Sunday, November 9, 2008
Director: Steve McQueen
Cast: Michael Fassbender, Liam Cunningham
Stuart Graham, Brian Milligan, Liam McMahon
The human body becomes the ultimate weapon for the defense of personal beliefs in Steve McQueen's politically charged, crude masterpiece about the 1981 hunger strike in Belfast's Maze Prison.
The film begins as more and more IRA members are sent to prison, demanding that the British government treats them as political prisoners and gives them different care.
But "there is no such thing as political bombings" commands Margaret Thatcher over the radio, giving the prisoners no choice but to protest in any way they can.
Forms of protest included spreading their feces all over the wall, refusing to wear prison uniforms and eventually the title strike which lasted for more than six months and cost the lives of ten prisoners and just as much prison guards.
It is here where the film centers its attention on Bobby Sands (Fassbender) as he leads the strike and even becomes elected for Parliament as the prisoners battle the British government.
But even if the second half of the plot seems to be biopic material, McQueen's approach to it is so unsentimental that Sands' identity might as well have remained anonymous, without lessening the impact of the film.
As political films go, "Hunger" is by far one of the most complex examples released recently, in terms of how it never chooses sides, but somehow evades being tagged as lazily ambiguous.
When the film starts we meet Davey (Milligan) who has just been taken to Maze and proudly remains true to what his beliefs demand of him.

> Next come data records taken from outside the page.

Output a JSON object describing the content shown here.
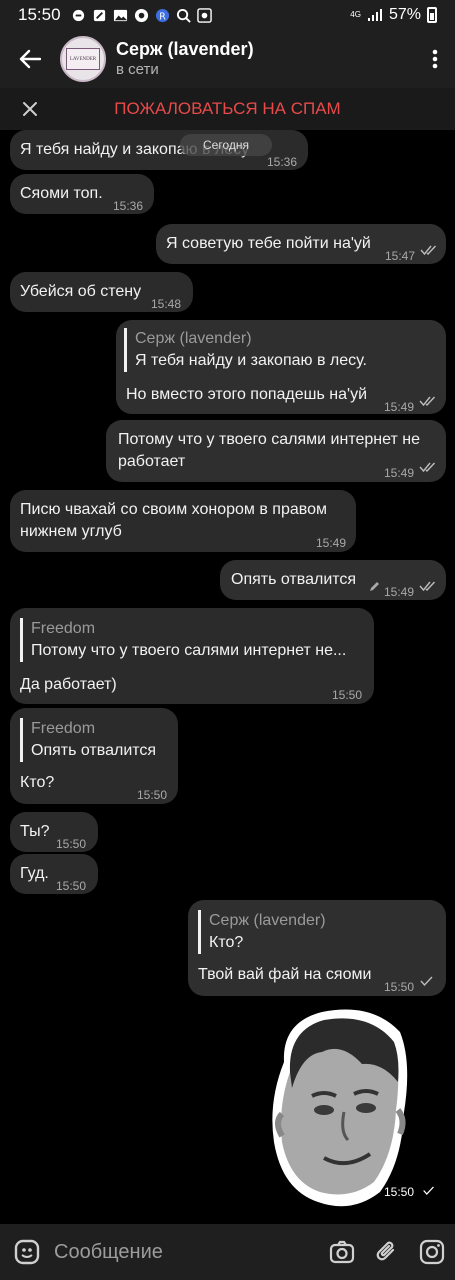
{
  "status_bar": {
    "time": "15:50",
    "network": "4G",
    "battery": "57%"
  },
  "header": {
    "title": "Серж (lavender)",
    "status": "в сети",
    "avatar_text": "LAVENDER"
  },
  "spam_bar": {
    "label": "ПОЖАЛОВАТЬСЯ НА СПАМ"
  },
  "date_pill": "Сегодня",
  "messages": [
    {
      "dir": "in",
      "text": "Я тебя найду и закопаю в лесу",
      "time": "15:36"
    },
    {
      "dir": "in",
      "text": "Сяоми топ.",
      "time": "15:36"
    },
    {
      "dir": "out",
      "text": "Я советую тебе пойти на'уй",
      "time": "15:47",
      "status": "read"
    },
    {
      "dir": "in",
      "text": "Убейся об стену",
      "time": "15:48"
    },
    {
      "dir": "out",
      "reply_name": "Серж (lavender)",
      "reply_text": "Я тебя найду и закопаю в лесу.",
      "text": "Но вместо этого попадешь на'уй",
      "time": "15:49",
      "status": "read"
    },
    {
      "dir": "out",
      "text_lines": [
        "Потому что у твоего салями интернет не",
        "работает"
      ],
      "time": "15:49",
      "status": "read"
    },
    {
      "dir": "in",
      "text_lines": [
        "Писю чвахай со своим хонором в правом",
        "нижнем углуб"
      ],
      "time": "15:49"
    },
    {
      "dir": "out",
      "text": "Опять отвалится",
      "time": "15:49",
      "edited": true,
      "status": "read"
    },
    {
      "dir": "in",
      "reply_name": "Freedom",
      "reply_text": "Потому что у твоего салями интернет не...",
      "text": "Да работает)",
      "time": "15:50"
    },
    {
      "dir": "in",
      "reply_name": "Freedom",
      "reply_text": "Опять отвалится",
      "text": "Кто?",
      "time": "15:50"
    },
    {
      "dir": "in",
      "text": "Ты?",
      "time": "15:50"
    },
    {
      "dir": "in",
      "text": "Гуд.",
      "time": "15:50"
    },
    {
      "dir": "out",
      "reply_name": "Серж (lavender)",
      "reply_text": "Кто?",
      "text": "Твой вай фай на сяоми",
      "time": "15:50",
      "status": "sent"
    }
  ],
  "sticker": {
    "time": "15:50",
    "status": "sent"
  },
  "input": {
    "placeholder": "Сообщение"
  },
  "colors": {
    "background": "#000000",
    "bubble": "#2b2b2b",
    "bar": "#1f1f1f",
    "spam": "#e84a4a",
    "muted": "#9a9a9a"
  },
  "icons": [
    "back-arrow-icon",
    "more-vert-icon",
    "close-icon",
    "emoji-icon",
    "camera-icon",
    "attach-icon",
    "instagram-icon",
    "double-check-icon",
    "single-check-icon",
    "pencil-icon"
  ]
}
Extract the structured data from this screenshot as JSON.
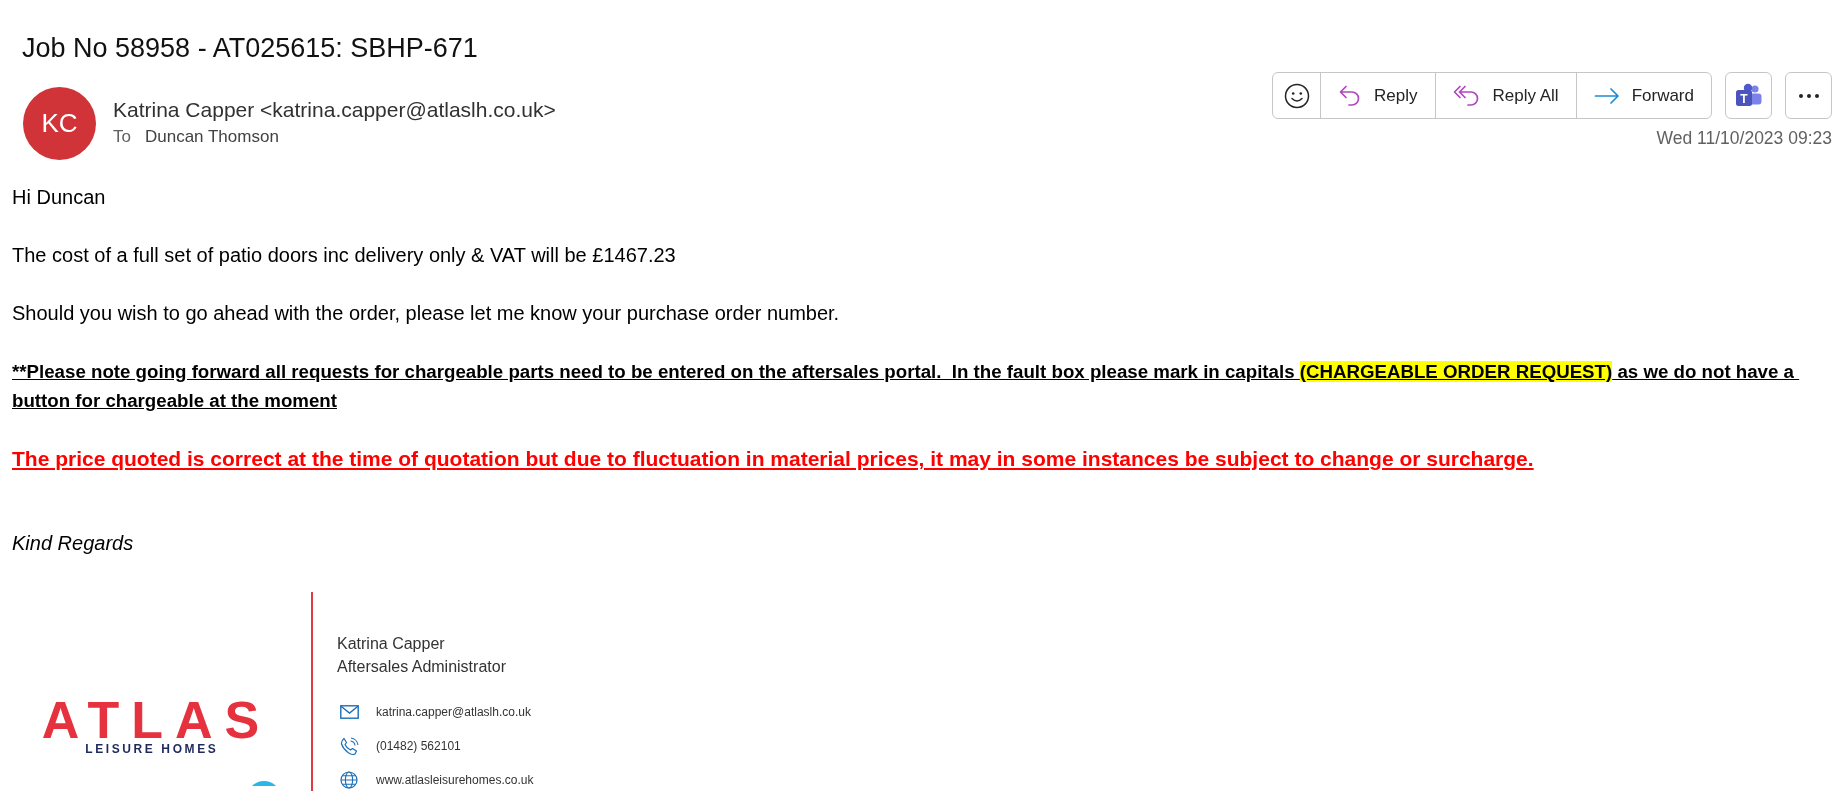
{
  "subject": "Job No 58958 - AT025615: SBHP-671",
  "sender": {
    "initials": "KC",
    "from": "Katrina Capper <katrina.capper@atlaslh.co.uk>",
    "to_label": "To",
    "recipient": "Duncan Thomson"
  },
  "actions": [
    {
      "kind": "emoji"
    },
    {
      "kind": "reply",
      "label": "Reply"
    },
    {
      "kind": "reply_all",
      "label": "Reply All"
    },
    {
      "kind": "forward",
      "label": "Forward"
    }
  ],
  "side_buttons": [
    {
      "kind": "app",
      "letter": "T"
    },
    {
      "kind": "more"
    }
  ],
  "date": "Wed 11/10/2023 09:23",
  "body": [
    {
      "kind": "plain",
      "text": "Hi Duncan"
    },
    {
      "kind": "plain",
      "text": "The cost of a full set of patio doors inc delivery only & VAT will be £1467.23"
    },
    {
      "kind": "plain",
      "text": "Should you wish to go ahead with the order, please let me know your purchase order number."
    },
    {
      "kind": "notice",
      "segments": [
        {
          "text": "**Please note going forward all requests for chargeable parts need to be entered on the aftersales portal.  In the fault box please mark in capitals ",
          "highlighted": false
        },
        {
          "text": "(CHARGEABLE ORDER REQUEST)",
          "highlighted": true
        },
        {
          "text": " as we do not have a button for chargeable at the moment",
          "highlighted": false
        }
      ]
    },
    {
      "kind": "warning",
      "text": "The price quoted is correct at the time of quotation but due to fluctuation in material prices, it may in some instances be subject to change or surcharge."
    },
    {
      "kind": "closing",
      "text": "Kind Regards"
    }
  ],
  "signature": {
    "logo_word": "ATLAS",
    "logo_tagline": "LEISURE HOMES",
    "name": "Katrina Capper",
    "role": "Aftersales Administrator",
    "contacts": [
      {
        "kind": "email",
        "text": "katrina.capper@atlaslh.co.uk"
      },
      {
        "kind": "phone",
        "text": "(01482) 562101"
      },
      {
        "kind": "web",
        "text": "www.atlasleisurehomes.co.uk"
      }
    ]
  }
}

As we see the treatment he receives from the guards and the complete loss of human dignity he goes through we're led to identify with him.
But by doing this aren't we identifying with someone who has certainly committed a crime and is there for a reason?
The camera also follows guard Raymond Lohan (Graham) as he prepares to go to work and must check his car for bombs and later move in some sort of trance knowing that this might be the day when he dies at work.
We also identify with him, because regardless of what he's made to do, he is after all a man performing tasks his job demands. Later on, during one of the film's most brutal moments we see the naked prisoners take a beating in order to search them for smuggled items (which a previous, fantastically choreographed, scene confirmed as truth), one of the guards, not more than a boy, sneaks to the back where a single tear falls down his cheek amidst hellish noise and screams.
By portraying two sides of a completely unequal battle with documentary like techniques, the film gets to the core of what politics are supposed to be about and beyond those matters it grasps at humanity. Nobody watching this film will be able to just pick who was right or wrong.
In terms of cinematic qualities, "Hunger" also comes as a force to behold. When it starts we somehow expect it to be either the story of the first characters we meet or a quasi-documentary about IRA prisoners.
At first most scenes unfold around the relationship of Davey and Gerry (McMahon) who become cell mates and must deal with the precarious living conditions they're given.
The plot seems to move nowhere during the start, making our imagination plot if this is going to be an escape film or something like "The Green Mile" considering the guards aren't portrayed as villains either.
Then during the first time the camera takes us out of the cells to the visitors hall we see Sands and only then the film begins to focus on him.
As if the camera was being held under the same rules as the prisoners, especially those under the "Five Demands" they requested of the British government, involving free association with other inmates.
Cinematographer Sean Bobbitt's work is magnificent, because every camera movement is key to the action and the underlying meaning of what's occurring.
In what will become the film's trademark moment, and one of the most daring scenes ever filmed, the camera stays still for almost twenty minutes (roughly one quarter of the film's entire running time, brave considering the first quarter is almost completely devoid of dialogue as well).
Bobby has requested a visit from a priest (Cunningham who is splendid) and they discuss the moral, social, political and religious implications of the upcoming hunger strike.
"The Brits have been fucking up everything for centuries" goes the priest as the scene is handled with an informality that makes it both comfortable to see, but uneasy to deal with.
After this, the plot will take a dark turn giving Fassbender a chance to push his thespian skills to the limit. His eventual physical change is almost impossible to watch as his body deteriorates, but his fervent spirit remains the same.
"If God doesn't punish you for suicide he will for stupidity" says the priest, to which a serene Sands replies "and you for arrogance".
Nobody leaves "Hunger" unscathed, not even those who are just being witnesses.